Quote from: Cavaille on 07 October, 2009, 04:27:21 AMI use the 0202 USB [...] Both interfaces also have one big problem: they don´t work very well with foobar´s ASIO output. It has to be configured anew after every restart of the host-pc.Looks like it might not have been as "automatic" as claimed and it might have been flawed switching after all and not golden ears that made the difference. I restate: prior upsampling using a high quality converter is a much cleaner approach to evaluate wether 16/44.1 discards audible content that 24/96 would preserve.
I ordered the http://www.soundkeeperrecordings.com/ disc - the music was quite nice too, which is more than you can say for many "audiophile" recordings.
So let´s read the following sentence very carefully: The E-MU 0202 USB switches sample rates automatically (it doesn´t have an internal resampler). BUT: when you re-start your PC you´ll have to configure foobar2000s ASIO output. Let´s read again: foobar2000´s ASIO output. Not the interface itself.
Reason: foobar2000 somehow uses the hardware-ID for assigning the ASIO output (there is a thread for this somewhere on HA). Since the interface always gets a different Hardware-ID after every re-start due to the special synchronized USB connection, foobar2000 forgets all the information. So this is not a failure of the interface, it is a failure of... well, it should be obvious by now.

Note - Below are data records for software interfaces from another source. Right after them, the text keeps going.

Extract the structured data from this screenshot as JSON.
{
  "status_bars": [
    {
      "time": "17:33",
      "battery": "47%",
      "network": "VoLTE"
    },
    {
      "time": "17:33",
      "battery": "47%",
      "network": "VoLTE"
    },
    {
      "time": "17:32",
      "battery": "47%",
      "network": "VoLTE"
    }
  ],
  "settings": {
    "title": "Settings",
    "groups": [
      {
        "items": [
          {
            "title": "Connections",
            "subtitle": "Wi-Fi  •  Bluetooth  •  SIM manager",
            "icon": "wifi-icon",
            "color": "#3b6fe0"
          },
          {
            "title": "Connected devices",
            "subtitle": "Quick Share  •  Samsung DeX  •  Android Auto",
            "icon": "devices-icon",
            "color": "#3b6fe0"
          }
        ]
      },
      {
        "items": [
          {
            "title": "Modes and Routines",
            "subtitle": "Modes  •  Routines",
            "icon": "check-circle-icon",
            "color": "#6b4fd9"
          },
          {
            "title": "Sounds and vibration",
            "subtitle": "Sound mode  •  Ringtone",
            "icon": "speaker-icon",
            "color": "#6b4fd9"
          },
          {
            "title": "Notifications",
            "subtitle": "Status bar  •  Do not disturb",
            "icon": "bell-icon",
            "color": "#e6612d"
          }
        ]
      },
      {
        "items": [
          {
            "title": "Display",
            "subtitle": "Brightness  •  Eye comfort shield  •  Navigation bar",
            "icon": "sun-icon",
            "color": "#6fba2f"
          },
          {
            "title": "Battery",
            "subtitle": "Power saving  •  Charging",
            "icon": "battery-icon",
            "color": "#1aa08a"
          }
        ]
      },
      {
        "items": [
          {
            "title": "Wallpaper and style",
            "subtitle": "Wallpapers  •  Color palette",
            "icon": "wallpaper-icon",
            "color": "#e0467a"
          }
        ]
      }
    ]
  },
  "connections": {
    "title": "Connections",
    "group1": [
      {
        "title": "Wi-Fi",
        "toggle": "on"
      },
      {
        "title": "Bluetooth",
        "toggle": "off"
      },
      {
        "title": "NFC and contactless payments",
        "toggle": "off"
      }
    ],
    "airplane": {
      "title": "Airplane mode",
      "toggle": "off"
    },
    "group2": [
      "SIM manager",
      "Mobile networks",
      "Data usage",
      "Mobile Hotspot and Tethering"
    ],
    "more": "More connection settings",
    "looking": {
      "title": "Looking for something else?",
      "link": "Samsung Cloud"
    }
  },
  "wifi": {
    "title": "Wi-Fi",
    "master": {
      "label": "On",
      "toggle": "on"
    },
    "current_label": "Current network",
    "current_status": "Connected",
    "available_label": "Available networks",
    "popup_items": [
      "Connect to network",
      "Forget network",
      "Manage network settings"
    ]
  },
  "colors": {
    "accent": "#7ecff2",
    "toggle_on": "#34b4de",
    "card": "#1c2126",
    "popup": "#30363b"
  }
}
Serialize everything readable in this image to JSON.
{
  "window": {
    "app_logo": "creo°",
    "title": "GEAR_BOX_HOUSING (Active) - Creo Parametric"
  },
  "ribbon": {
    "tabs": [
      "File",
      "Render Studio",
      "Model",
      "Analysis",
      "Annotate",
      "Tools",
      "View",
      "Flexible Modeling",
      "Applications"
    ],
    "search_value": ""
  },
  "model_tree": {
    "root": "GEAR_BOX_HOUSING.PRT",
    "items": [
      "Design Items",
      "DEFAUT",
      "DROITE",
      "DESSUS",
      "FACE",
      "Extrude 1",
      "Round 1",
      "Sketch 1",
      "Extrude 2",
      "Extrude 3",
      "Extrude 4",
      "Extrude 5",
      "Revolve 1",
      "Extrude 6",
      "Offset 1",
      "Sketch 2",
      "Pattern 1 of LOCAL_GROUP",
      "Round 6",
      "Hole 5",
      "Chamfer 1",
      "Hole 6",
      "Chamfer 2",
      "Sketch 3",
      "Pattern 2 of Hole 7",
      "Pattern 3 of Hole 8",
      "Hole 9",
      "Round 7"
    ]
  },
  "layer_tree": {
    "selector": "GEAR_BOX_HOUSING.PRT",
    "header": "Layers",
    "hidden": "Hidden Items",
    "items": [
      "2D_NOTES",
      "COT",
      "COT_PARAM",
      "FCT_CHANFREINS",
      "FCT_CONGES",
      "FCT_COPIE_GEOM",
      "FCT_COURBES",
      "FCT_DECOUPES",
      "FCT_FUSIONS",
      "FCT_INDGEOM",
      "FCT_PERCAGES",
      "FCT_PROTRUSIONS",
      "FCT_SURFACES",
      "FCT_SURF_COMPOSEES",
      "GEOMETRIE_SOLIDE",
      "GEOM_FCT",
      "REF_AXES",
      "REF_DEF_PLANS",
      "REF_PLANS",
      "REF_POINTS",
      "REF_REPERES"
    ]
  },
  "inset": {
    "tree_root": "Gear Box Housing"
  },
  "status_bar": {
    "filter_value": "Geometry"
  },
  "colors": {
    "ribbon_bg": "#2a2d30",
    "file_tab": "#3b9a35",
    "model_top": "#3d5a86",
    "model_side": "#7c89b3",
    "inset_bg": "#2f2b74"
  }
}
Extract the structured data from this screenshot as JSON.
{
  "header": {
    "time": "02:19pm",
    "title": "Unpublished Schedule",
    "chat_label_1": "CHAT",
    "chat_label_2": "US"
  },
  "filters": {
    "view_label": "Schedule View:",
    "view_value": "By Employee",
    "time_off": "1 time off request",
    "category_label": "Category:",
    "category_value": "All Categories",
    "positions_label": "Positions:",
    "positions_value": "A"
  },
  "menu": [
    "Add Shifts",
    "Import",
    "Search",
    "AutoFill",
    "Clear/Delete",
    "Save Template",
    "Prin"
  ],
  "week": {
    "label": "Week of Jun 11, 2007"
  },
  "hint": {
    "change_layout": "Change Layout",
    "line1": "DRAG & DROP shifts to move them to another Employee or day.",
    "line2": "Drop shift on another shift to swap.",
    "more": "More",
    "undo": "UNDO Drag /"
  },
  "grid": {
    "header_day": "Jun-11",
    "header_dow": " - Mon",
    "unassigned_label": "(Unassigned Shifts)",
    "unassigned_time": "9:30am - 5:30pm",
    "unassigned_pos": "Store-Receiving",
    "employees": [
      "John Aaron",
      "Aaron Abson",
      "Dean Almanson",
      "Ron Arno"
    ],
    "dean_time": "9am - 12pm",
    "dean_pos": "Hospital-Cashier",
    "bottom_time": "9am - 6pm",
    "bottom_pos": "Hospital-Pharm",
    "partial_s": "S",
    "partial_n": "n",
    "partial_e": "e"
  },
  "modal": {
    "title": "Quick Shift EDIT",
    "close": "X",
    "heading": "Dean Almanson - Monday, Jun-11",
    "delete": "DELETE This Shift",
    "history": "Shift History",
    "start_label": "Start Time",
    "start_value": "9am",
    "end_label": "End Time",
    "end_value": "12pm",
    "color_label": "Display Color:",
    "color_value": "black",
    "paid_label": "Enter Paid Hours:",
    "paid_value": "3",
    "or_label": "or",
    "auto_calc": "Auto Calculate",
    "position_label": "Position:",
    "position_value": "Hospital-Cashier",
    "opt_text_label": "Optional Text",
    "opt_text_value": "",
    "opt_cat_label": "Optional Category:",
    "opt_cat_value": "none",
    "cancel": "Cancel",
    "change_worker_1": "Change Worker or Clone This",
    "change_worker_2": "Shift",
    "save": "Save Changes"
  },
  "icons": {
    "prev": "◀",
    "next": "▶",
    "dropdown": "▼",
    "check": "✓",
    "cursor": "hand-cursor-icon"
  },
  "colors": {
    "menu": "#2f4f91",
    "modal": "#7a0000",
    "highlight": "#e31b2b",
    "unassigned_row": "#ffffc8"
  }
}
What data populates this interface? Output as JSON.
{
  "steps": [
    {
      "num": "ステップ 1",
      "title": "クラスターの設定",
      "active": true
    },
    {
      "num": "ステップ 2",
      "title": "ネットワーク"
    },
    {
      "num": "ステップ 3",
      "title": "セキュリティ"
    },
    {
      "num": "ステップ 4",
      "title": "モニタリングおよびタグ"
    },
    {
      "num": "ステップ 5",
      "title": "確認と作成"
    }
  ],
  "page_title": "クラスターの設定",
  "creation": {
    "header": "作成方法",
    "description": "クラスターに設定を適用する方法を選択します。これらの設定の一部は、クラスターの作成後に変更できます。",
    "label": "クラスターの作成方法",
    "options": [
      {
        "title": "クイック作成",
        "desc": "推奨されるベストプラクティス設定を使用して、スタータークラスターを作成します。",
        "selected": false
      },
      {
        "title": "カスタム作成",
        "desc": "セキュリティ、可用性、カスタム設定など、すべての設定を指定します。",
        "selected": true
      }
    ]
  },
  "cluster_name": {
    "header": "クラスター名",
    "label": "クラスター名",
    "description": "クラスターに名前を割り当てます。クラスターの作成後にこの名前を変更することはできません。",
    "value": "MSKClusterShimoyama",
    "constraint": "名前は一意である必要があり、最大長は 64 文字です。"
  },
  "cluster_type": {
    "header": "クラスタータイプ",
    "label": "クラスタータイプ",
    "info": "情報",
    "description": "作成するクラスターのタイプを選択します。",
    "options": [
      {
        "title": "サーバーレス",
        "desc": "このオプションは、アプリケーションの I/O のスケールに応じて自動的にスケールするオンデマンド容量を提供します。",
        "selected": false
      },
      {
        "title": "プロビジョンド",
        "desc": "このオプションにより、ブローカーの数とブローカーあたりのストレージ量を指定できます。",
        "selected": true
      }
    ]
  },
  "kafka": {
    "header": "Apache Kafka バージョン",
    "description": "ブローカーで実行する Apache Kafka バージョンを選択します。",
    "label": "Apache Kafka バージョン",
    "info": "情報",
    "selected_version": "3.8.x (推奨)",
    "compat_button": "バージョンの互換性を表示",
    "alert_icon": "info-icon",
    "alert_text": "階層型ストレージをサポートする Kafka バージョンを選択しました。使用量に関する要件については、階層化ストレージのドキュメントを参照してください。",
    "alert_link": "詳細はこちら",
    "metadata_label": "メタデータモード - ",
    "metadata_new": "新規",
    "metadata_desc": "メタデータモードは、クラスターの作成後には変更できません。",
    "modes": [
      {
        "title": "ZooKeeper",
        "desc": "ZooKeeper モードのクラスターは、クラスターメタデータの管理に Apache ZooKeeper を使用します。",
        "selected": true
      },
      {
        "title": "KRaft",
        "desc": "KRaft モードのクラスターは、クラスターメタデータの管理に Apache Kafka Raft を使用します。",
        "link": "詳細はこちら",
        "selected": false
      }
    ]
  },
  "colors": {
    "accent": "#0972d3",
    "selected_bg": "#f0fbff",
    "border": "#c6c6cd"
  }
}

EDIT - DOH! I guess you're on his mailing list too then krab!
Now you'd think life vs death would be ABXable, wouldn't you?
Quote from: 2Bdecided on 06 August, 2010, 07:31:25 AMNow you'd think life vs death would be ABXable, wouldn't you? Well, do you really think you could ABX beeing dead?
The Hydrogen guys are inexperienced. Anyone who has done even a modest amount of hirez recording understands the value of 24/96 over 16/44. It's simply not subtle, no matter how good the 16/44 playback is."It seems to me we have two audiophiles - those that listen to music, seek out the best, and enjoy it and those that debate the scientific merits endlessly.I don't want to shut down the technical debate if it is done in an open-minded way and subjective assessments are included...after all, you cannot measure everything we hear. Sadly I see little open-mindedness at Hydrogen.
It seems to me we have two audiophiles - those that listen to music, seek out the best, and enjoy it and those that debate the scientific merits endlessly.
More of the usual "of course you can easily hear a difference, it's obvious" - which would, if pressed, magically turn into "I can't ABX a difference".I like the honest post that says "the differences are subtle". I think that's the conclusion that any rational person must come to - if there are any audible differences, they must be very subtle, because positive test results are so rare.Consider this...1. People say "it's all about having revealing gear" - now, I can see why that could be true in theory.2. People say "it's all about having golden ears" - again, I can see why that could be true in theory.*